January's Mac Expo saw the debut of more than just sexy new hardware such as the flat screen G4 iMac - also announced was Apple's latest addition to the iTools utility family, iPhoto. Aimed at making it easier to transfer images from external devices such as digital cameras to your Mac, iPhoto will help you to view, organise and share your photos in a variety of ways. Depending on your Mac's memory, iPhoto can store 1000 to 2000 photos.
In order to run iPhoto (which is a free download from www.apple.com.au), make sure you have a Mac with built-in USB for your compatible photo device. Be sure to check the compatibility list at www.apple.com/iphoto/compatibility. OS X 10.1.2 or later is also listed as a requirement, but I was able to run the program on OS X 10.1 - albeit with a caution to upgrade to 10.1.2.
After installation, iPhoto will install to your applications folder. Select your hard disk icon, navigate to your applications folder and open iPhoto. Upon first starting the program, you may be asked if you wish to have iPhoto start automatically when a digital camera or the like is detected. The application called Image Capture that comes supplied with OS X already allows you to import pictures from your digital camera, but electing to use iPhoto will allow you to take advantage of its extra features. You can change which program will activate upon detection of a digital camera by navigating to your applications folder, opening Image Capture and selecting your program of choice above the text reading 'application to open when camera is detected'. If you are using a digital camera, be sure to turn on your camera and set it to transfer mode.
Your digital camera is not the only device from which you can import pictures into iPhoto: you can also import from a memory card reader, CD or floppy disk, or even import photos that may be lying around on your hard disk. Also, don't forget that if your photos were taken with a non-digital camera, you're still able to scan the images into your Mac or even pay a photo development shop to digitise the images for you.
To import, pull down the File menu and select Import (or you can use
SEARCHING YOUR PHOTOS
One nifty way of searching for photos in your various albums is to assign each photo/thumbnail a keyword. For our purposes, make sure you're in your photo library then select the Organize button to switch to Organize mode - you can either use the existing keywords you'll see at the bottom of iPhoto or you can create your own.

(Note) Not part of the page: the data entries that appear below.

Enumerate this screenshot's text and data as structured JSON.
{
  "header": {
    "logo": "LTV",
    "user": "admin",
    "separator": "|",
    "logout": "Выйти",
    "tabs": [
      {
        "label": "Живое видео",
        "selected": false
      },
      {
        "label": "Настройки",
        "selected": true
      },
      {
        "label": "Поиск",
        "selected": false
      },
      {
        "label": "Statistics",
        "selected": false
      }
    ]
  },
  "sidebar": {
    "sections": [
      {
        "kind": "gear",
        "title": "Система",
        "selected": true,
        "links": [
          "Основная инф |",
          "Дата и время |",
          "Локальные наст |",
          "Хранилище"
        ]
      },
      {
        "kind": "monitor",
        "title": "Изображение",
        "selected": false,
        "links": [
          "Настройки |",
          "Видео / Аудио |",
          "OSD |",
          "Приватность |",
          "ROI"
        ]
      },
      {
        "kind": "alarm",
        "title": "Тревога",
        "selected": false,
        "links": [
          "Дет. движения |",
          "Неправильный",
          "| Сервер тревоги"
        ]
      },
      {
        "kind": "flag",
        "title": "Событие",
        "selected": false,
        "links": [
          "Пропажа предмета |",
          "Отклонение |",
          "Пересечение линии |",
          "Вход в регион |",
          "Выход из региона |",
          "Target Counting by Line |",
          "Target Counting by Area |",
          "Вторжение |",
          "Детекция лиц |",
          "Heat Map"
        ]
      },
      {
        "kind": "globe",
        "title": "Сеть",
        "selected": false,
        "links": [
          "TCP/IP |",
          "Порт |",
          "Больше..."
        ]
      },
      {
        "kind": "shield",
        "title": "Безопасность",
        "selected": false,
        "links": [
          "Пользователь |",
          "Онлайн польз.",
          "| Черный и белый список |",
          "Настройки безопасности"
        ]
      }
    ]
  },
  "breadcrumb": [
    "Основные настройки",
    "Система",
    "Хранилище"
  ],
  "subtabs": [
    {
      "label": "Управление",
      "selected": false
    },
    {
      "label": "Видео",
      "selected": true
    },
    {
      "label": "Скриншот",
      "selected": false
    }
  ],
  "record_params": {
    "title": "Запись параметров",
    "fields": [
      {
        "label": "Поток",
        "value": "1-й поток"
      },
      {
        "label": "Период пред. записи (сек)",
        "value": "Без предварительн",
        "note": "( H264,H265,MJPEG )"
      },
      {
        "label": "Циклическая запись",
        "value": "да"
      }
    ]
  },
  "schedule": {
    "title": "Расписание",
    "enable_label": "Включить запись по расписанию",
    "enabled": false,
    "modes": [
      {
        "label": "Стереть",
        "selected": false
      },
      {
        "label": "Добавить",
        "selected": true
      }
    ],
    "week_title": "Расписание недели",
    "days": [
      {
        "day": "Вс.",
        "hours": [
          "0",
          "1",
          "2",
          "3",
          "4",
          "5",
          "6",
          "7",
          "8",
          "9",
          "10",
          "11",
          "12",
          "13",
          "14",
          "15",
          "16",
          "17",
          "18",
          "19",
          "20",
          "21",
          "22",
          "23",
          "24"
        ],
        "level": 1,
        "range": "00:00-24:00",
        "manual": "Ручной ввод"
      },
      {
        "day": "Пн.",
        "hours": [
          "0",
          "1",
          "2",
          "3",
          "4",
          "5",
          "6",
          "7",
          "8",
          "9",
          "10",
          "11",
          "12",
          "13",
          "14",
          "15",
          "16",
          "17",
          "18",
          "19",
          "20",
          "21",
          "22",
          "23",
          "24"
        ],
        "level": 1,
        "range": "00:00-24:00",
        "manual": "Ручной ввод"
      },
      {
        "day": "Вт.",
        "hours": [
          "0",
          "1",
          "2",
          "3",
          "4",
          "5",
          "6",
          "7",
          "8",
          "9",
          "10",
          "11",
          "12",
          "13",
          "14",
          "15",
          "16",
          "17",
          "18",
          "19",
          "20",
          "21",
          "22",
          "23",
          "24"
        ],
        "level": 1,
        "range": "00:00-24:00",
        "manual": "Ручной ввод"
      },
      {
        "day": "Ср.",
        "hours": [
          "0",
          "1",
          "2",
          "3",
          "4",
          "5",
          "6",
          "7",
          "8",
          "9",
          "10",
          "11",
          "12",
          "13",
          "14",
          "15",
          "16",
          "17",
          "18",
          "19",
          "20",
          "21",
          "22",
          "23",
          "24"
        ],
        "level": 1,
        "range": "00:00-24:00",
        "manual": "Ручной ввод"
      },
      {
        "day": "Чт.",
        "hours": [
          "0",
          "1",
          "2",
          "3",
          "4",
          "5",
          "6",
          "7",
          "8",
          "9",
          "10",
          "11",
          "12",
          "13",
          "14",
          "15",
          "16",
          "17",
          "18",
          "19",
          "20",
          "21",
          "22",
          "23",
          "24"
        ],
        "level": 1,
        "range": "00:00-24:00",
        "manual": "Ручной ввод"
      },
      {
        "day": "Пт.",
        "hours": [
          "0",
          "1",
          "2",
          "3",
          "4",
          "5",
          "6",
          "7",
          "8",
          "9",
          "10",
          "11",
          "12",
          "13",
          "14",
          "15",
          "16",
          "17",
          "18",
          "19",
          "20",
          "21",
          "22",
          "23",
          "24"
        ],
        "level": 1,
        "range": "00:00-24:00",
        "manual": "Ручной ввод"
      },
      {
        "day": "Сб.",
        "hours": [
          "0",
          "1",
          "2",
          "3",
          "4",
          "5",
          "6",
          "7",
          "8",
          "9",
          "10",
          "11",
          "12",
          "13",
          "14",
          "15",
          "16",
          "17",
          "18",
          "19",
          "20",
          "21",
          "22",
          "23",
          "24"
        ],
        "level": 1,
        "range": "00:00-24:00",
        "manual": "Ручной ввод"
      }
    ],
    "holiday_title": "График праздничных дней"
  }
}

To create your own, select Edit Keywords from the Edit menu (or use
Now, to search through your photo library you only need to set the switch from assign to search and select your keyword - only the photos with that keyword will be displayed. Clicking Show All will return the types of displayed images to normal. Once found, double-clicking an image will display it in its full size and automatically take you into Edit mode.
In Edit mode, you can rotate images, fix red-eye problems, alter an image's proportions and change an image to black and white. While fairly basic, these tools are great for little touch-ups.
If you're interested in photo manipulation, take a look at Scott Mendham's photo restoration series starting this month on page 117.
Next month, we wrap up our look at iPhoto by discussing the creation and usage of Albums and Photo books, and exporting and sharing images.